In the same genre, I stumbled onto Jack Carr. Jack is a former Navy SEAL who spent 20 years in Naval Special Warfare doing what SEALs do. As with Mover's books, I read The Terminal List, True Believer, Savage Son, and The Devil's Hand in just a few days. I pre-ordered his next book which doesn't come out until May 2022. Oh, and The Terminal List is being made into an Amazon series starring Chris Pratt! From what Jack says, the series is going to kick ass.

On a more serious note, I really, REALLY enjoyed The Death of Ivan Ilych by Leo Tolstoy. It's a pretty quick read, but thought-provoking.

Another really short read was Jack London's To Build a Fire. I've read a few Jack London stories over the years with The Sea Wolf being one of my favorites. I don't like the cold, so To Build a Fire struck a chord.

If you're interested to know what Critical Race Theory is, Critical Race Theory: An Introduction is a good way to dip your toes in. It is written by prominent scholars in the movement/theory, so it's as close to the horse's mouth as you can get. My copy is now heavily highlighted and underlined because I believe it's important to understand, not just pontificate. It was an enlightening read. I don't agree with any of it, but I'm still willing to understand it. Educate yourselves. Don't just listen to the talking heads on your news channel of choice.

Uncle Tom's Cabin by Harriet Beecher Stowe was outstanding! It took some turns I wasn't expecting, but I'm glad I read it, and I highly recommend it.

The Handmaid's Tale by Margaret Atwood was good, but the ending...GRRR. I won't spoil it here, but when I hit the ending I'm pretty sure I yelled a few choice words. Her writing style was different and a bit hard to get used to, but again, I'm glad I read it.

Dandelion Wine by Ray Bradbury has found its way into my top 5 favorite books. It was so good that I can see myself reading it again in the not too distant future.

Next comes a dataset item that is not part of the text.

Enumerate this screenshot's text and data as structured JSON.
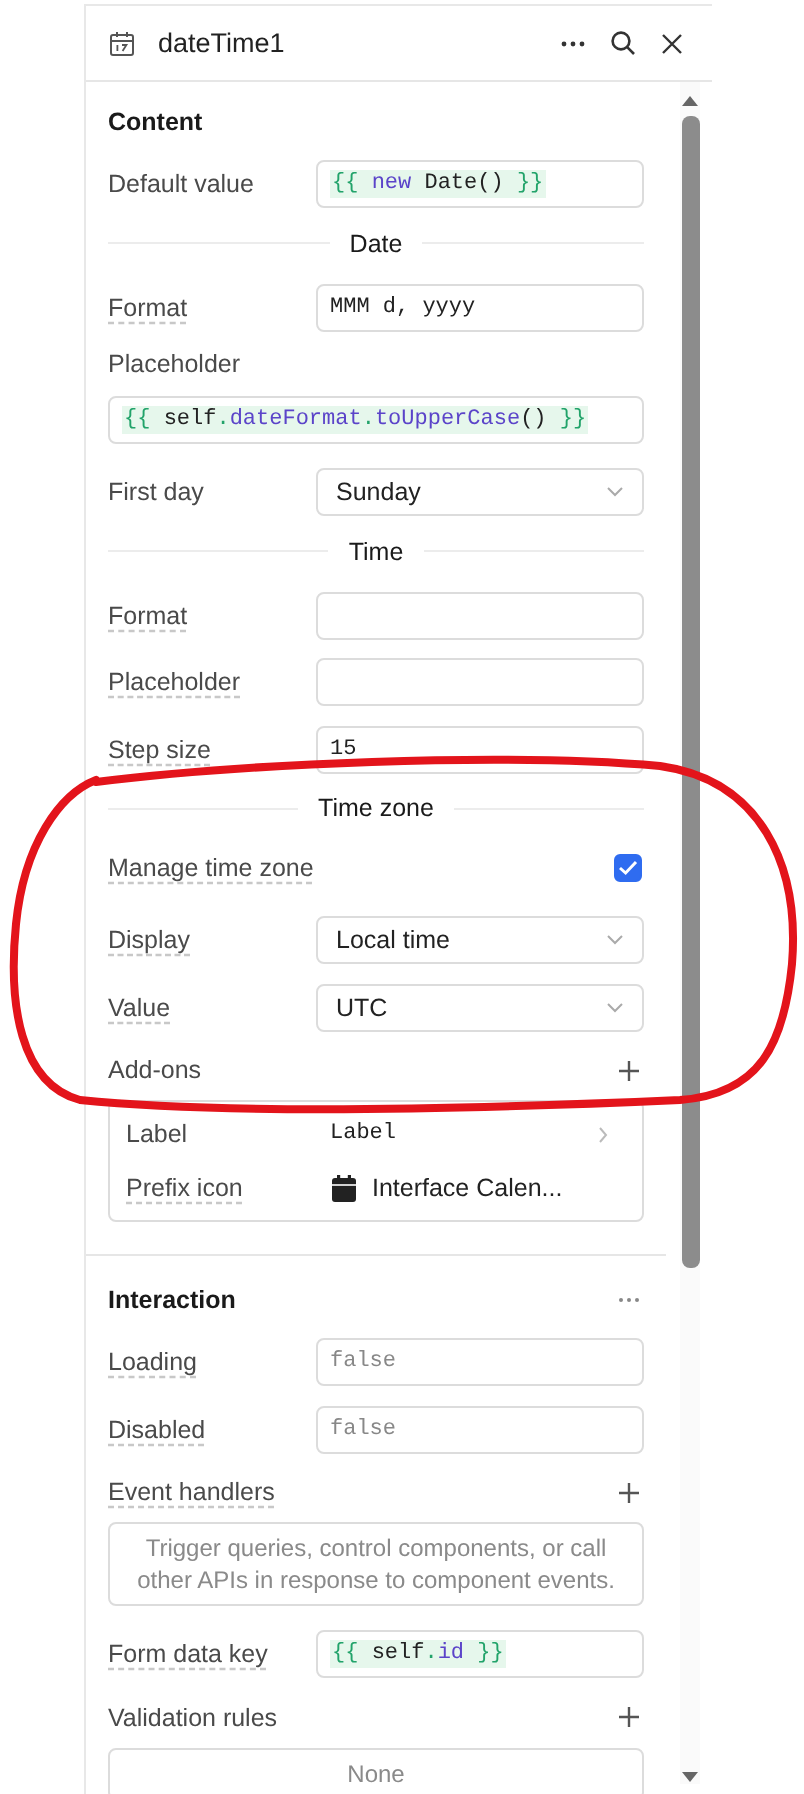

Overall, Goodreads tells me I read around 16,000 pages in those 53 books. The longest book I read was Once an Eagle by Anton Myrer and the shortest was Courage Under Fire by James Stockdale.